Since you have so few locations and employees, just how much less expensive are your rings than the exact same ring I might buy at the mall?
The cost of our average ring is $6,000. If you purchase the same ring at a standalone jewelry store, it will cost you about $8,000. If you buy the same ring at a mall location, you’ll pay $9,000.
What makes your salespeople tick?
I don’t call them salespeople. I call them consumer psychologists. They have been through the process many times. They are real consultants who don’t work on commissions. Their advice is real and genuine. If someone calls on the phone, we’ll answer from the heart. They have no incentive but to make the customer happy.
I understand the training process is quite extensive.
Many of them are moms in second careers. They must have very calm voices over the phone. We give them a several hundred-page book about diamonds. They must take and pass a test about jewelry and diamonds. Then they go on a three- to six-month training course that’s mostly about listening to others. Their average pay is higher than at just about any other service center.
Many folks would still never buy a wedding ring online. What would you never buy online?
I don’t think that pets should be bought online. You need to look in the eyes of the pet and see the affection.
What’s the biggest drawback to buying something online?
The biggest drawback for online purchases of all types is that you can’t feel or touch the thing you’re buying. I still haven’t found a perfect solution for letting people feel our jewelry. But we allow for this via our free return policy. And we recently opened a New York showroom.
Sounds like you’re trying to have it both ways.
Some people will only buy things that they’ve seen with their own eyes. But even when they come to the showroom, they ultimately go online and make the orders on a screen. Then there’s the confidence factor. People sometimes feel if you have a store, you’re a more legitimate business.
Are you legitimate?
Well, we are thinking of opening more stores — probably in the states where we already operate. Our headquarters is in New York and our customer service office is in Maryland.
I understand that you’ve made a lot of money.
Let’s just say our sales have tripled over the past three years, from about $100 million to close to $300 million.
How big can you get? Will you do to mall jewelry stores what Uber did to taxis?
We predict that we will keep growing at a very fast pace, though we can’t triple our size every three years. I think we’ll continue to grow mainly because there is no good reason to buy a piece of jewelry anywhere else.
Do you market to customers who have been to your site?
We do. But we’ve learned to do it less than some other retailers because many of our customers are guys who are shopping secretly for rings. You don’t want your fiancée to know if or when you’re going to propose.
If you suddenly show a lot of banner ads about engagement rings on someone’s screen, the ultimate receiver of the ring will probably see it too, and the surprise will be ruined. We found this out the hard way and scaled way back on doing this.

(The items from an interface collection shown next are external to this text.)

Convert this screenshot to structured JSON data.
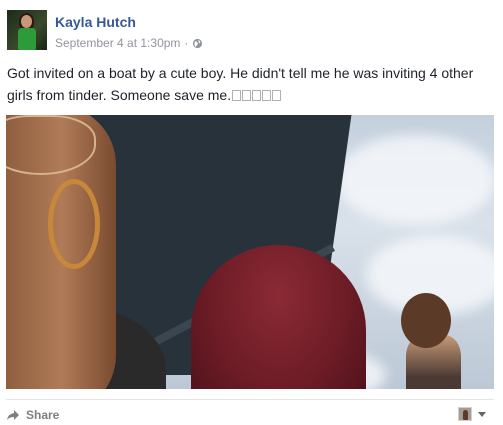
{
  "post": {
    "author": "Kayla Hutch",
    "timestamp": "September 4 at 1:30pm",
    "separator": "·",
    "privacy_icon": "globe-icon",
    "caption": "Got invited on a boat by a cute boy. He didn't tell me he was inviting 4 other girls from tinder. Someone save me.",
    "emoji_placeholders": 5,
    "photo_alt": ""
  },
  "footer": {
    "share_label": "Share",
    "share_icon": "share-arrow-icon",
    "viewer_icon": "profile-thumbnail",
    "menu_icon": "caret-down-icon"
  },
  "colors": {
    "author_link": "#365899",
    "meta_text": "#90949c",
    "body_text": "#1d2129",
    "footer_text": "#7f7f7f"
  }
}
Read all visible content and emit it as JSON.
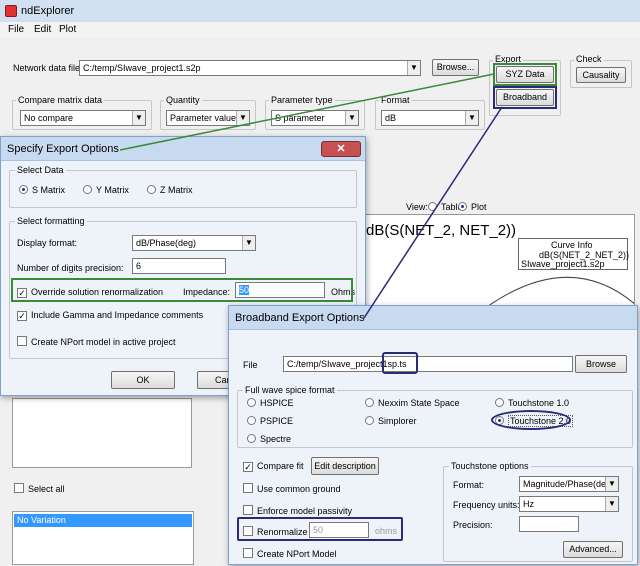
{
  "app": {
    "title": "ndExplorer",
    "menu": [
      "File",
      "Edit",
      "Plot"
    ]
  },
  "main": {
    "network_file_label": "Network data file:",
    "network_file_value": "C:/temp/SIwave_project1.s2p",
    "browse_label": "Browse...",
    "export_group": "Export",
    "syz_data_label": "SYZ Data",
    "broadband_label": "Broadband",
    "check_label": "Check",
    "causality_label": "Causality",
    "compare_group": "Compare matrix data",
    "compare_value": "No compare",
    "quantity_group": "Quantity",
    "quantity_value": "Parameter values",
    "param_type_group": "Parameter type",
    "param_type_value": "S parameter",
    "format_group": "Format",
    "format_value": "dB",
    "view_label": "View:",
    "view_table": "Table",
    "view_plot": "Plot",
    "plot_title": "dB(S(NET_2, NET_2))",
    "curve_info_title": "Curve Info",
    "curve_info_line1": "dB(S(NET_2_NET_2))",
    "curve_info_line2": "SIwave_project1.s2p",
    "select_all_label": "Select all",
    "list_selected": "No Variation"
  },
  "specify_dialog": {
    "title": "Specify Export Options",
    "select_data_group": "Select Data",
    "radio_s": "S Matrix",
    "radio_y": "Y Matrix",
    "radio_z": "Z Matrix",
    "select_formatting_group": "Select formatting",
    "display_format_label": "Display format:",
    "display_format_value": "dB/Phase(deg)",
    "digits_label": "Number of digits precision:",
    "digits_value": "6",
    "override_label": "Override solution renormalization",
    "impedance_label": "Impedance:",
    "impedance_value": "50",
    "ohms_label": "Ohms",
    "gamma_label": "Include Gamma and Impedance comments",
    "nport_label": "Create NPort model in active project",
    "ok_label": "OK",
    "cancel_label": "Cancel"
  },
  "broadband_dialog": {
    "title": "Broadband Export Options",
    "file_label": "File",
    "file_value": "C:/temp/SIwave_project1",
    "file_ext": "sp.ts",
    "browse_label": "Browse",
    "spice_group": "Full wave spice format",
    "radio_hspice": "HSPICE",
    "radio_pspice": "PSPICE",
    "radio_spectre": "Spectre",
    "radio_nexxim": "Nexxim State Space",
    "radio_simplorer": "Simplorer",
    "radio_ts1": "Touchstone 1.0",
    "radio_ts2": "Touchstone 2.0",
    "compare_fit_label": "Compare fit",
    "edit_desc_label": "Edit description",
    "common_ground_label": "Use common ground",
    "passivity_label": "Enforce model passivity",
    "renormalize_label": "Renormalize",
    "renormalize_value": "50",
    "renormalize_unit": "ohms",
    "nport_label": "Create NPort Model",
    "ts_options_group": "Touchstone options",
    "ts_format_label": "Format:",
    "ts_format_value": "Magnitude/Phase(deg)",
    "freq_units_label": "Frequency units:",
    "freq_units_value": "Hz",
    "precision_label": "Precision:",
    "advanced_label": "Advanced..."
  },
  "colors": {
    "highlight_green": "#3a8a3a",
    "highlight_navy": "#2a2a7a",
    "dialog_bg": "#eef3f9",
    "title_bar": "#c8daf0",
    "selected_list": "#3399ff"
  }
}
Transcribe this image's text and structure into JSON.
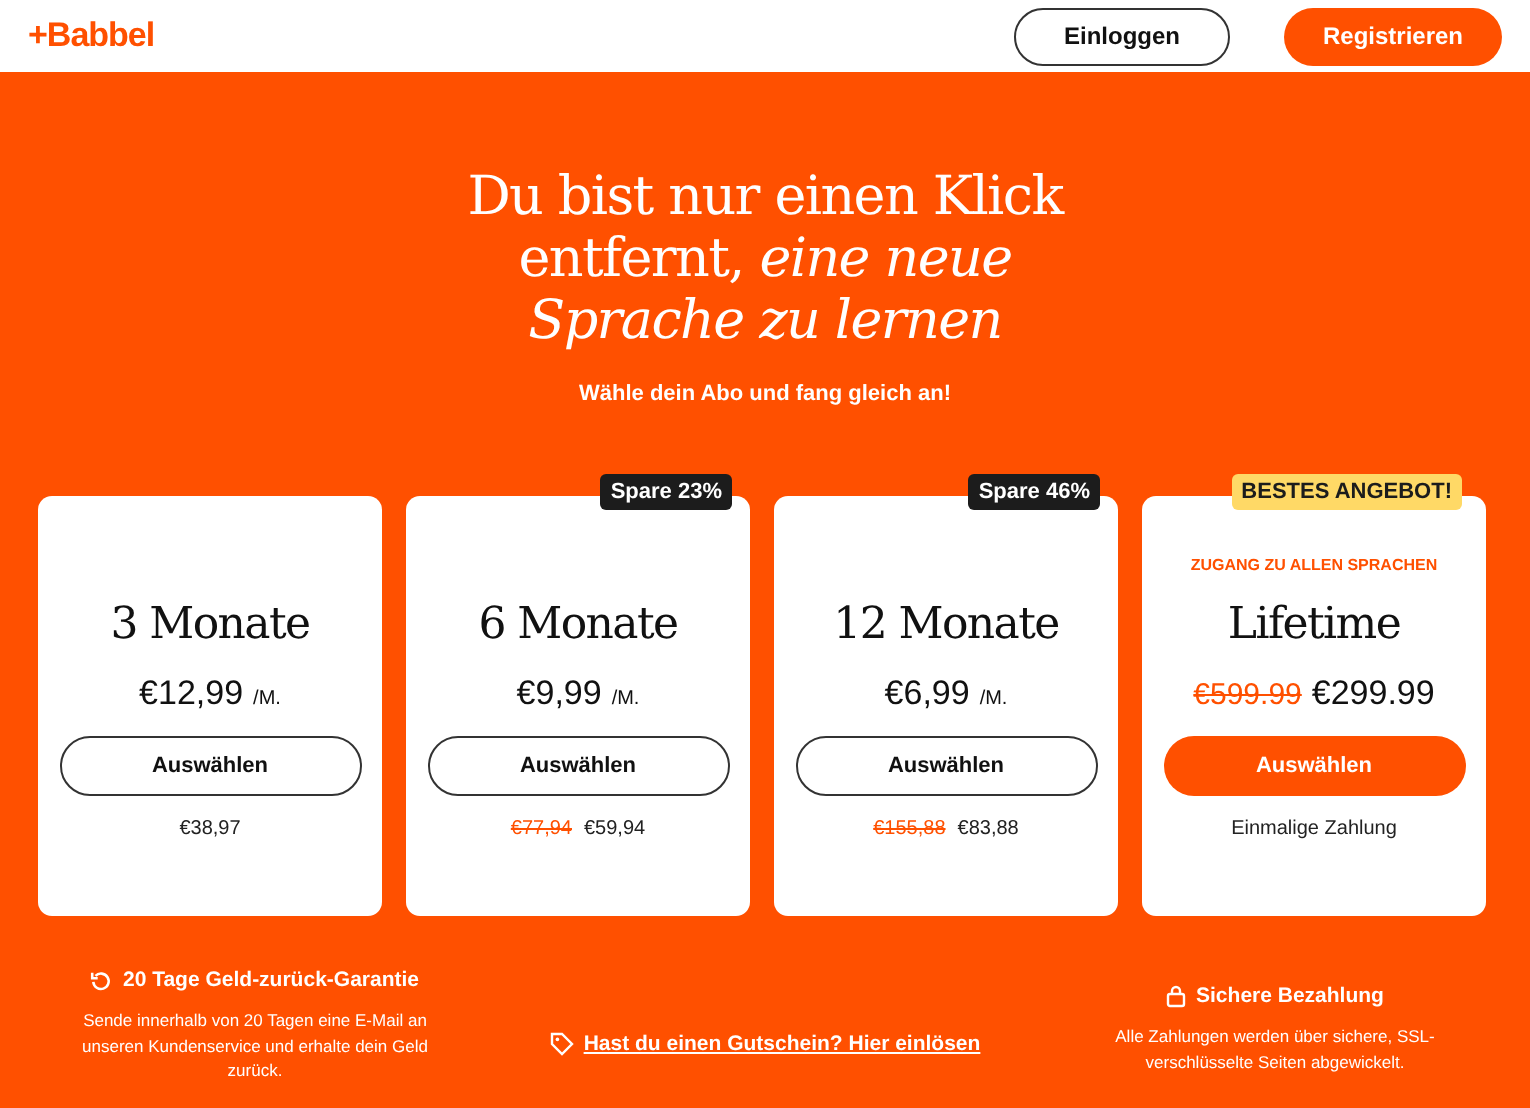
{
  "header": {
    "logo": "+Babbel",
    "login": "Einloggen",
    "register": "Registrieren"
  },
  "hero": {
    "title": "Du bist nur einen Klick entfernt, *eine neue Sprache zu lernen*",
    "subtitle": "Wähle dein Abo und fang gleich an!"
  },
  "plans": [
    {
      "name": "3 Monate",
      "price": "€12,99",
      "unit": "/M.",
      "button": "Auswählen",
      "featured": false,
      "total": "€38,97"
    },
    {
      "badge": {
        "text": "Spare 23%",
        "kind": "dark"
      },
      "name": "6 Monate",
      "price": "€9,99",
      "unit": "/M.",
      "button": "Auswählen",
      "featured": false,
      "old_total": "€77,94",
      "total": "€59,94"
    },
    {
      "badge": {
        "text": "Spare 46%",
        "kind": "dark"
      },
      "name": "12 Monate",
      "price": "€6,99",
      "unit": "/M.",
      "button": "Auswählen",
      "featured": false,
      "old_total": "€155,88",
      "total": "€83,88"
    },
    {
      "badge": {
        "text": "BESTES ANGEBOT!",
        "kind": "highlight"
      },
      "eyebrow": "ZUGANG ZU ALLEN SPRACHEN",
      "name": "Lifetime",
      "old_price": "€599.99",
      "price": "€299.99",
      "button": "Auswählen",
      "featured": true,
      "note": "Einmalige Zahlung"
    }
  ],
  "footer": {
    "guarantee": {
      "title": "20 Tage Geld-zurück-Garantie",
      "text": "Sende innerhalb von 20 Tagen eine E-Mail an unseren Kundenservice und erhalte dein Geld zurück."
    },
    "voucher": "Hast du einen Gutschein? Hier einlösen",
    "security": {
      "title": "Sichere Bezahlung",
      "text": "Alle Zahlungen werden über sichere, SSL-verschlüsselte Seiten abgewickelt."
    }
  }
}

How did your buy your wife’s engagement ring?
Since I was in the trade, I went to a friend in the industry and had it specially made. That was 15 years ago. But every day I remind myself, I would only sell something on JamesAllen.com that I would buy for my wife.
How techy can ring buying get?
Very. We specialize in visualization. We spend a lot on research and development to create visualization. We think the next thing will be virtual reality, where you can try on any piece of jewelry with virtual reality.
Bruce Horovitz, a freelance writer, is a former USA Today marketing reporter and Los Angeles Times marketing columnist. He can be reached at firstname.lastname@example.org.